Things did not start smoothly, though. The stitch pattern I chose to work with was not playing nicely with traditional shapings. Triangular top down? Nope. Pi shawl? Heck no. A sideways triangle? Absolutely not. I mused about it for a few weeks this summer, trying this many extra repeats of the pattern, then that many more stitches wide, then tore out my hair and put it on the backburner while I went to teach at Medomak. While there, I sat in on Daniel's class on shawl shaping. Timely, right? His discussion spurred some new ideas for me--what if I just said heck with it and see what happens? I knew now that stitches that doubled in stitch count every repeat could work. So I went for it.

cover shot

The first shawl I knit (after much head-scratching and throwing of the pattern against the wall) was in Manos Del Uruguay Serena, a really gorgeous and interesting combination of baby alpaca and pima cotton. I liked the results, especially after the transformation it went through in the blocking process (because, even though I can do all the math and mentally understand that the shaping will work, it's not until it's finally all pinned out on the blocking board that I can uncross my fingers and take a deep sigh of relief).

winnowing before blocking
(Before blocking, in a strange greyscale that seems to be all I have saved of this picture)

winnowing after blocking
(After blocking! Big difference!)

But then Loft came along. And I swooned. Let's face it--I still swoon. And when I got a sneak peek of the finished and blocked shawl knit up in the wonderfully multi-faceted color Meteorite (which had been knit by a seriously awesome sample knitter), I might have cried a little. The evolution of this little shawl has been an amazing one for me, and I can't wait to see where it goes next!

Winnowing is a top down Faroese-style shawl, knit in twisted rib with an applied knitted edging.
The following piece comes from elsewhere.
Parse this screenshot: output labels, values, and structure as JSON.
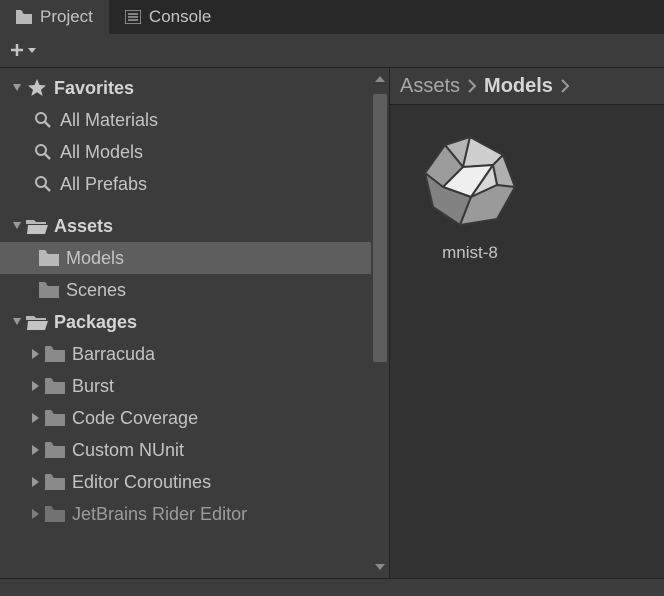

It's available at Brooklyn Tweed and Ravelry, and soon in print through Brooklyn Tweed's pattern retailers.